- Projects should be scheduled to be completed within a timeframe of no less than 18 months and not exceeding 36 months, including all research activities and final reporting.
- IDRC reserves the right to fund additional proposals from this call if/when more funding becomes available.
- IDRC is under no obligation to issue any funds prior to the applicant returning a fully executed Grant Agreement to IDRC.
- All grants are subject to sufficient funds being made available to IDRC by the Parliament of Canada or under a donor partnership agreement with a particular external funder.
- IDRC reserves the right to cancel this call for concept notes at any time without prior notice and/or to not issue any grants under this process.
- The following eligibility criteria apply:
- Diverse coalitions and equitable partnerships: Recognizing that scaling impact requires a concerted effort that brings on board multiple stakeholders, the initiative will require successful applicants to form coalitions involving research organizations, government and/or private sector entities, civil society organizations and other key implementing partners that are essential to link research to action. Active engagement of women’s rights organizations through project co-design is essential to ensure the relevance of the proposed work and its sustainability. Funded proposals are expected to demonstrate effective and equitable partnerships that include shared participation and responsibility in research design, implementation and research uptake, and that ensure mutual accountability among participants for progress, outputs and outcomes.
- One partner must be designated as the lead institution. The lead institution should submit the application to IDRC on behalf of the coalition. The lead institution will sign the grant agreement with IDRC and as such be responsible for receiving and administering the funds and ensuring that all grant conditions are met. All other partners will be third party organizations and IDRC will not enter into an agreement with them.
- Lead organizations must have independent legal status (or “legal personality”) and be capable of contracting in their own right and name, receiving and administering funds, and have authority to direct proposed project activities. Lead organizations must be able to demonstrate legal status through written documentation. Legal status will only be reviewed if and when applicants are shortlisted following evaluation.
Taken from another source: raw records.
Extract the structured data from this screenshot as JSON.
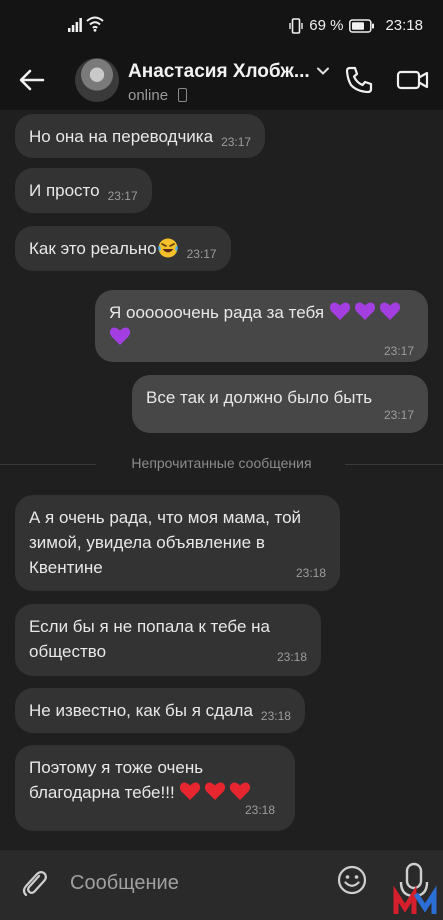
{
  "status_bar": {
    "battery": "69 %",
    "time": "23:18",
    "icons": [
      "signal-icon",
      "wifi-icon",
      "vibrate-icon",
      "battery-icon"
    ]
  },
  "header": {
    "contact_name": "Анастасия Хлобж...",
    "status": "online",
    "icons": [
      "back-arrow-icon",
      "chevron-down-icon",
      "phone-icon",
      "video-camera-icon",
      "mobile-device-icon"
    ]
  },
  "messages": [
    {
      "direction": "in",
      "text": "Но она на переводчика",
      "time": "23:17"
    },
    {
      "direction": "in",
      "text": "И просто",
      "time": "23:17"
    },
    {
      "direction": "in",
      "text": "Как это реально",
      "emoji": "laughing-tears-emoji",
      "time": "23:17"
    },
    {
      "direction": "out",
      "text": "Я оооооочень рада за тебя",
      "emoji": "purple-heart-emoji x4",
      "time": "23:17"
    },
    {
      "direction": "out",
      "text": "Все так и должно было быть",
      "time": "23:17"
    },
    {
      "direction": "in",
      "text": "А я очень рада, что моя мама, той зимой, увидела объявление в Квентине",
      "time": "23:18"
    },
    {
      "direction": "in",
      "text": "Если бы я не попала к тебе на общество",
      "time": "23:18"
    },
    {
      "direction": "in",
      "text": "Не известно, как бы я сдала",
      "time": "23:18"
    },
    {
      "direction": "in",
      "text": "Поэтому я тоже очень благодарна тебе!!!",
      "emoji": "red-heart-emoji x3",
      "time": "23:18"
    }
  ],
  "divider": {
    "label": "Непрочитанные сообщения"
  },
  "composer": {
    "placeholder": "Сообщение",
    "icons": [
      "paperclip-icon",
      "smiley-icon",
      "microphone-icon"
    ]
  },
  "colors": {
    "background": "#1f1f1f",
    "bar": "#141414",
    "incoming_bubble": "#333333",
    "outgoing_bubble": "#474747",
    "purple_heart": "#a33ee0",
    "red_heart": "#e8262f"
  }
}
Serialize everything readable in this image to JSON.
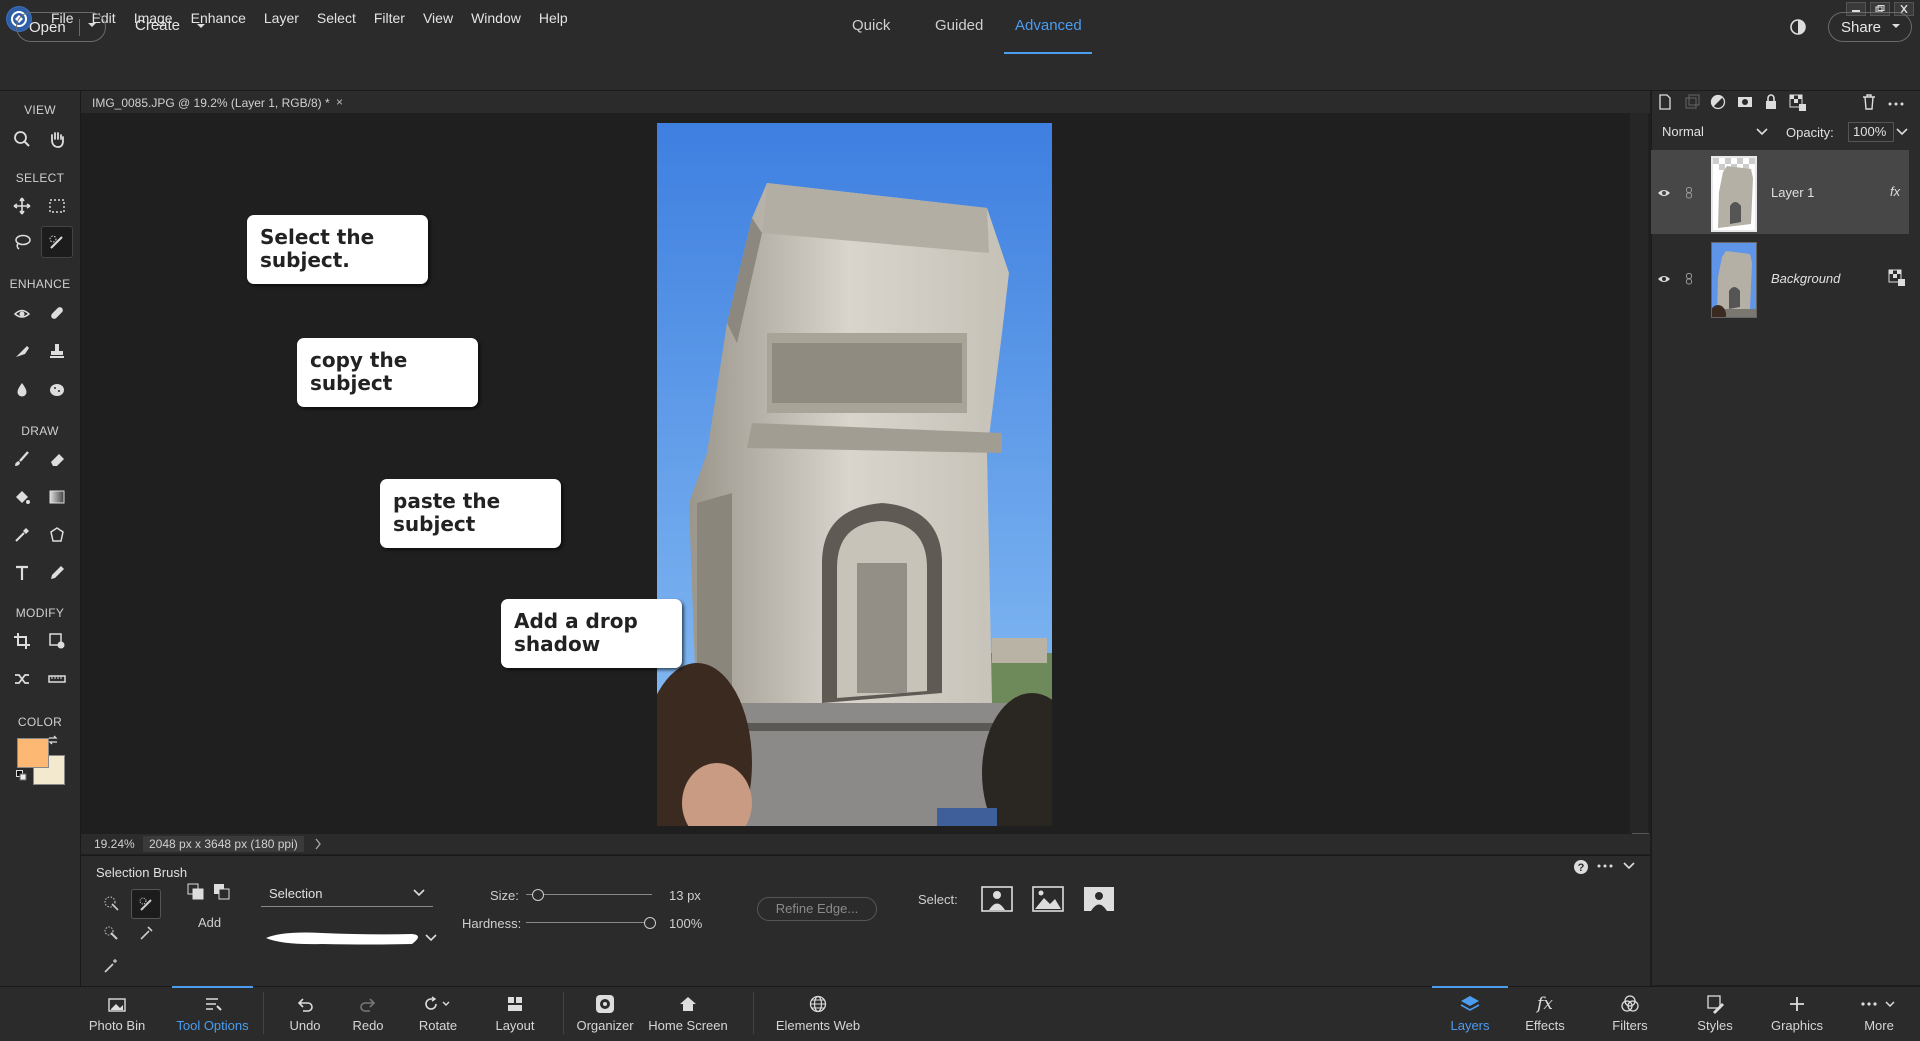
{
  "menu": [
    "File",
    "Edit",
    "Image",
    "Enhance",
    "Layer",
    "Select",
    "Filter",
    "View",
    "Window",
    "Help"
  ],
  "topbar": {
    "open_label": "Open",
    "create_label": "Create",
    "modes": [
      "Quick",
      "Guided",
      "Advanced"
    ],
    "active_mode": "Advanced",
    "share_label": "Share"
  },
  "toolbox": {
    "sections": [
      "VIEW",
      "SELECT",
      "ENHANCE",
      "DRAW",
      "MODIFY",
      "COLOR"
    ],
    "foreground_color": "#fdb874",
    "background_color": "#f3e9cf"
  },
  "document": {
    "tab_title": "IMG_0085.JPG @ 19.2% (Layer 1, RGB/8) *",
    "tab_close": "×",
    "zoom": "19.24%",
    "dimensions": "2048 px x 3648 px (180 ppi)"
  },
  "notes": [
    {
      "text": "Select the subject."
    },
    {
      "text": "copy the subject"
    },
    {
      "text": "paste the subject"
    },
    {
      "text": "Add a drop shadow"
    }
  ],
  "tool_options": {
    "title": "Selection Brush",
    "add_label": "Add",
    "mode_value": "Selection",
    "size_label": "Size:",
    "size_value": "13 px",
    "size_level": 0.05,
    "hardness_label": "Hardness:",
    "hardness_value": "100%",
    "hardness_level": 1.0,
    "refine_edge_label": "Refine Edge...",
    "select_label": "Select:"
  },
  "layers_panel": {
    "blend_mode": "Normal",
    "opacity_label": "Opacity:",
    "opacity_value": "100%",
    "layers": [
      {
        "name": "Layer 1",
        "selected": true
      },
      {
        "name": "Background",
        "selected": false
      }
    ]
  },
  "taskbar": {
    "left": [
      "Photo Bin",
      "Tool Options",
      "Undo",
      "Redo",
      "Rotate",
      "Layout",
      "Organizer",
      "Home Screen",
      "Elements Web"
    ],
    "right": [
      "Layers",
      "Effects",
      "Filters",
      "Styles",
      "Graphics",
      "More"
    ],
    "active_left": "Tool Options",
    "active_right": "Layers",
    "accent_color": "#4c9cf0"
  }
}
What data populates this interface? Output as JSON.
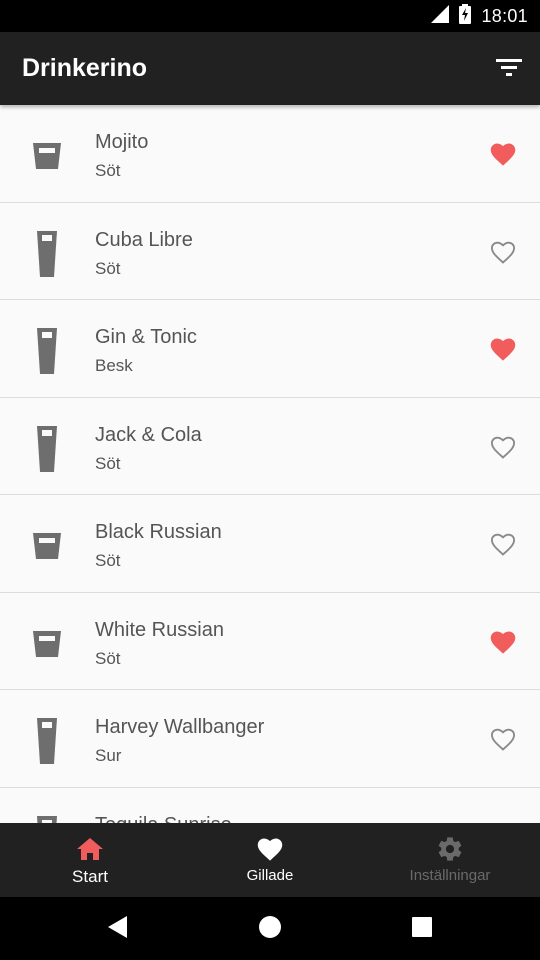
{
  "status_bar": {
    "time": "18:01"
  },
  "app_bar": {
    "title": "Drinkerino",
    "filter_icon": "filter-icon"
  },
  "colors": {
    "accent": "#f15c5c",
    "app_bar": "#212121",
    "text": "#555555",
    "icon": "#6e6e6e",
    "disabled": "#6a6a6a"
  },
  "drinks": [
    {
      "name": "Mojito",
      "taste": "Söt",
      "glass": "rocks-glass-icon",
      "favorite": true
    },
    {
      "name": "Cuba Libre",
      "taste": "Söt",
      "glass": "highball-glass-icon",
      "favorite": false
    },
    {
      "name": "Gin & Tonic",
      "taste": "Besk",
      "glass": "highball-glass-icon",
      "favorite": true
    },
    {
      "name": "Jack & Cola",
      "taste": "Söt",
      "glass": "highball-glass-icon",
      "favorite": false
    },
    {
      "name": "Black Russian",
      "taste": "Söt",
      "glass": "rocks-glass-icon",
      "favorite": false
    },
    {
      "name": "White Russian",
      "taste": "Söt",
      "glass": "rocks-glass-icon",
      "favorite": true
    },
    {
      "name": "Harvey Wallbanger",
      "taste": "Sur",
      "glass": "highball-glass-icon",
      "favorite": false
    },
    {
      "name": "Tequila Sunrise",
      "taste": "",
      "glass": "highball-glass-icon",
      "favorite": false
    }
  ],
  "bottom_nav": [
    {
      "label": "Start",
      "icon": "home-icon",
      "state": "active"
    },
    {
      "label": "Gillade",
      "icon": "heart-icon",
      "state": "normal"
    },
    {
      "label": "Inställningar",
      "icon": "gear-icon",
      "state": "disabled"
    }
  ],
  "system_nav": {
    "back": "back-icon",
    "home": "home-circle-icon",
    "recents": "recents-icon"
  }
}
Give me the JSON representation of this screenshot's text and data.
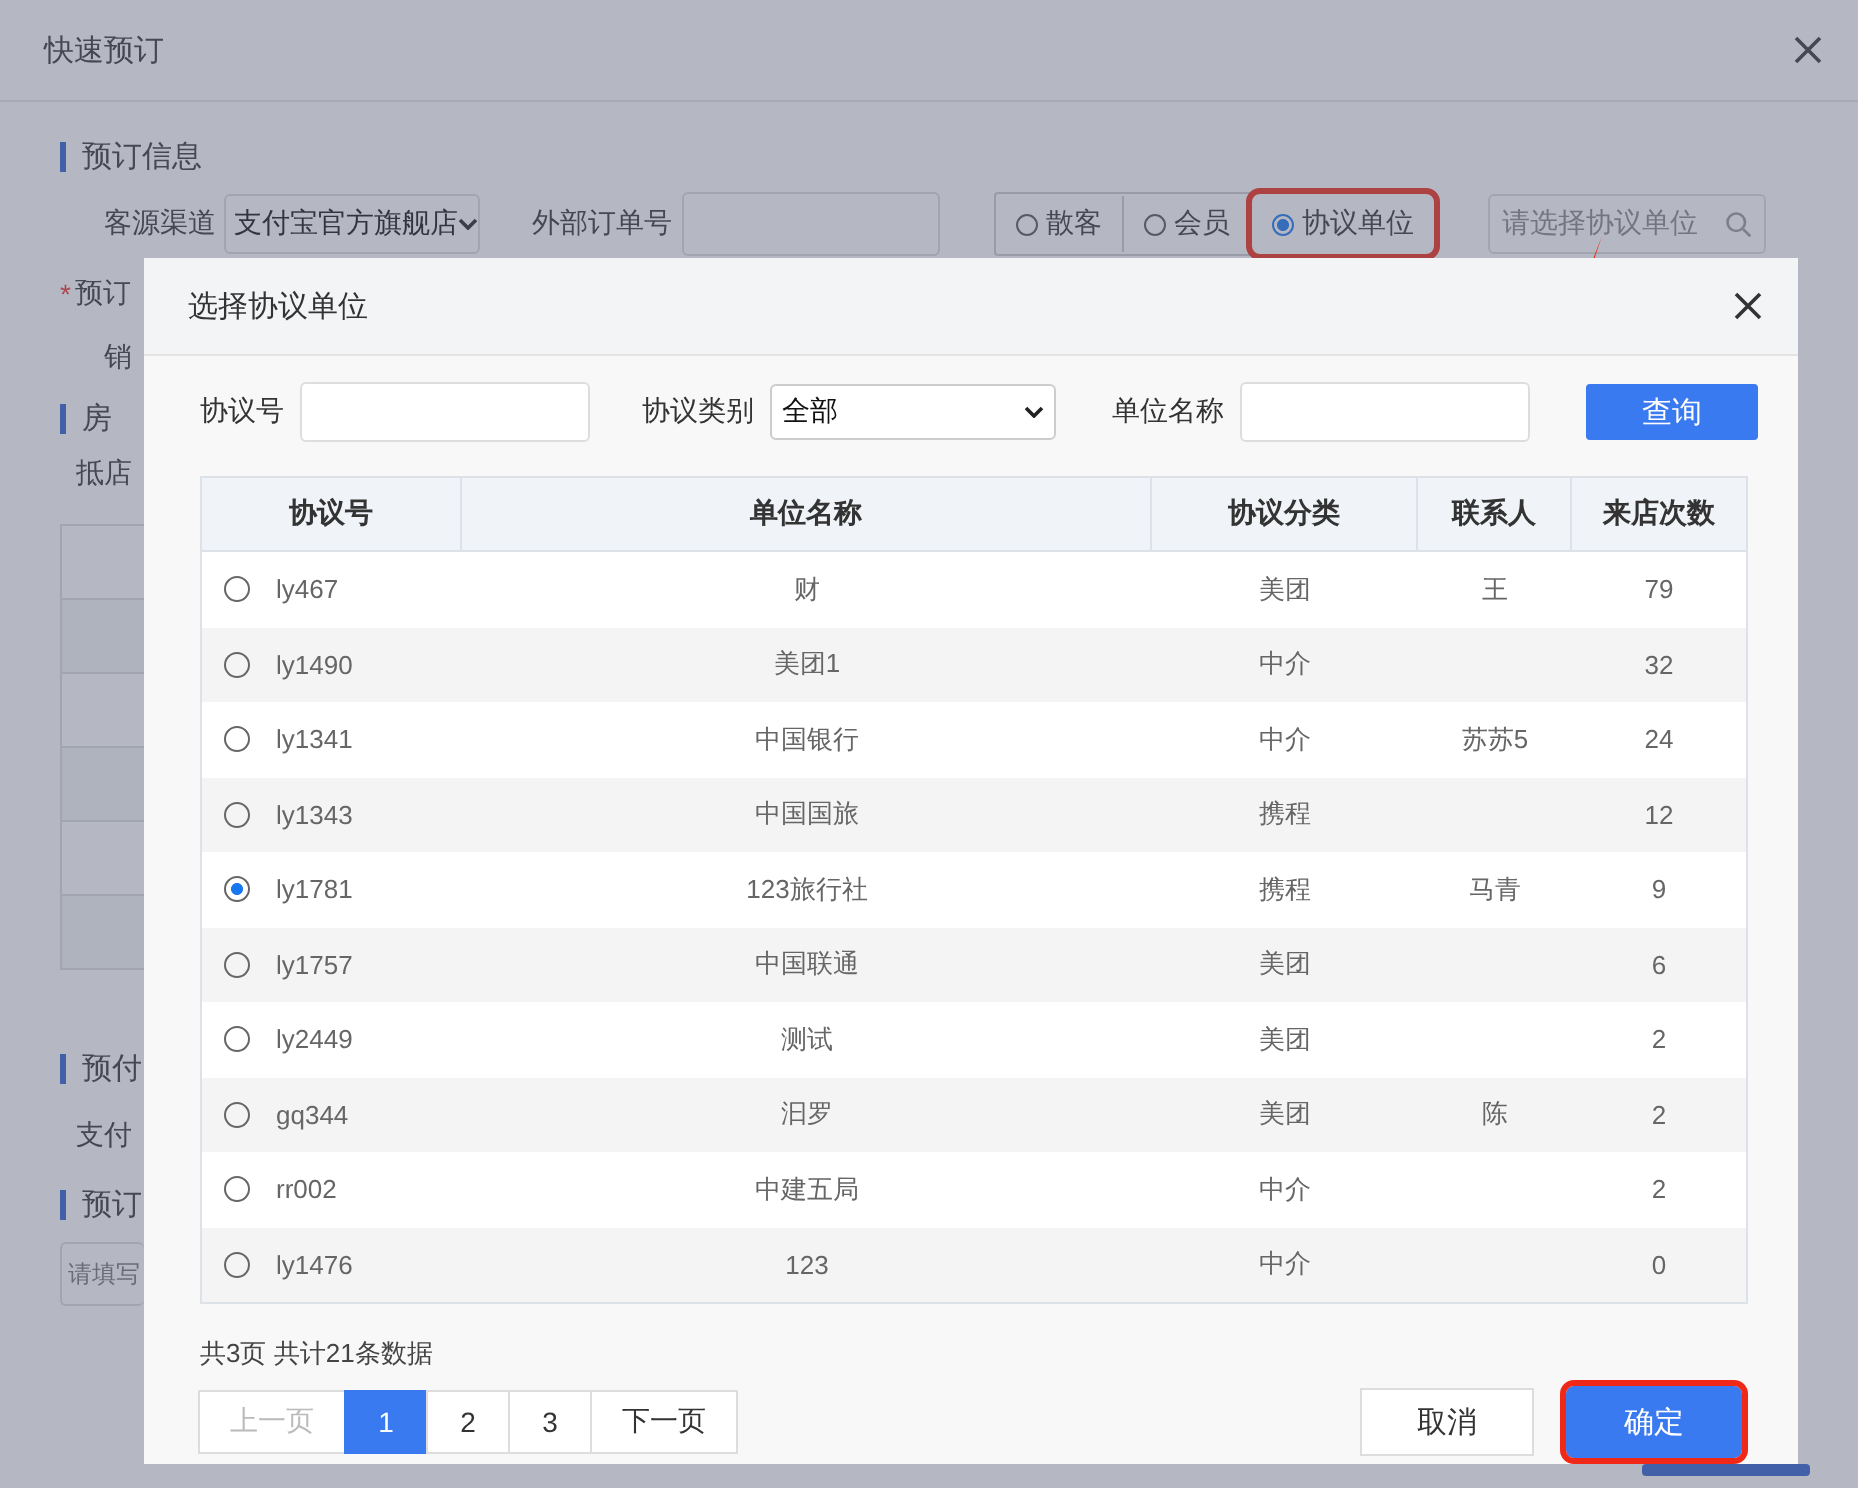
{
  "background_dialog": {
    "title": "快速预订",
    "section_1": {
      "title": "预订信息",
      "channel_label": "客源渠道",
      "channel_value": "支付宝官方旗舰店",
      "external_label": "外部订单号",
      "guest_types": [
        {
          "label": "散客",
          "selected": false,
          "highlighted": false
        },
        {
          "label": "会员",
          "selected": false,
          "highlighted": false
        },
        {
          "label": "协议单位",
          "selected": true,
          "highlighted": true
        }
      ],
      "unit_placeholder": "请选择协议单位",
      "booker_required": "*",
      "booker_label": "预订",
      "sales_label": "销"
    },
    "section_2": {
      "title": "房",
      "arrival_label": "抵店"
    },
    "section_3": {
      "title": "预付",
      "payment_label": "支付"
    },
    "section_4": {
      "title": "预订",
      "remark_placeholder": "请填写"
    }
  },
  "modal": {
    "title": "选择协议单位",
    "filters": {
      "code_label": "协议号",
      "type_label": "协议类别",
      "type_value": "全部",
      "name_label": "单位名称",
      "search_button": "查询"
    },
    "table": {
      "columns": [
        "协议号",
        "单位名称",
        "协议分类",
        "联系人",
        "来店次数"
      ],
      "rows": [
        {
          "selected": false,
          "code": "ly467",
          "name": "财",
          "category": "美团",
          "contact": "王",
          "visits": "79"
        },
        {
          "selected": false,
          "code": "ly1490",
          "name": "美团1",
          "category": "中介",
          "visits": "32"
        },
        {
          "selected": false,
          "code": "ly1341",
          "name": "中国银行",
          "category": "中介",
          "contact": "苏苏5",
          "visits": "24"
        },
        {
          "selected": false,
          "code": "ly1343",
          "name": "中国国旅",
          "category": "携程",
          "visits": "12"
        },
        {
          "selected": true,
          "code": "ly1781",
          "name": "123旅行社",
          "category": "携程",
          "contact": "马青",
          "visits": "9"
        },
        {
          "selected": false,
          "code": "ly1757",
          "name": "中国联通",
          "category": "美团",
          "visits": "6"
        },
        {
          "selected": false,
          "code": "ly2449",
          "name": "测试",
          "category": "美团",
          "visits": "2"
        },
        {
          "selected": false,
          "code": "gq344",
          "name": "汩罗",
          "category": "美团",
          "contact": "陈",
          "visits": "2"
        },
        {
          "selected": false,
          "code": "rr002",
          "name": "中建五局",
          "category": "中介",
          "visits": "2"
        },
        {
          "selected": false,
          "code": "ly1476",
          "name": "123",
          "category": "中介",
          "visits": "0"
        }
      ]
    },
    "summary": "共3页 共计21条数据",
    "pagination": {
      "prev": {
        "label": "上一页",
        "disabled": true
      },
      "pages": [
        {
          "label": "1",
          "selected": true
        },
        {
          "label": "2",
          "selected": false
        },
        {
          "label": "3",
          "selected": false
        }
      ],
      "next": {
        "label": "下一页",
        "disabled": false
      }
    },
    "cancel_button": "取消",
    "confirm_button": {
      "label": "确定",
      "highlighted": true
    }
  }
}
- Local leadership: The lead organization(s) must be based in sub-Saharan Africa and have the capacity to administer and transfer foreign funds. Other collaborating partners may include organizations from within the region; national, regional or international offices of multilateral organizations or international NGOs or other organizations from outside the region. However, they cannot be the lead. Further, the work needs to be carried out in one or more eligible countries in sub-Saharan Africa.
- An organization may participate in more than one concept note, yet an individual principal investigator may only lead on one project.
- United Nations agencies and CGIAR centres are not eligible to be a lead organization.
- Applications from individual persons will not be accepted.
- Only proposals that meet the eligibility criteria above will be considered.
- IDRC reserves the right to rescind its selection of a project if it is deemed that the information provided in the application is false or misleading.
For more information, visit International Development Research Centre.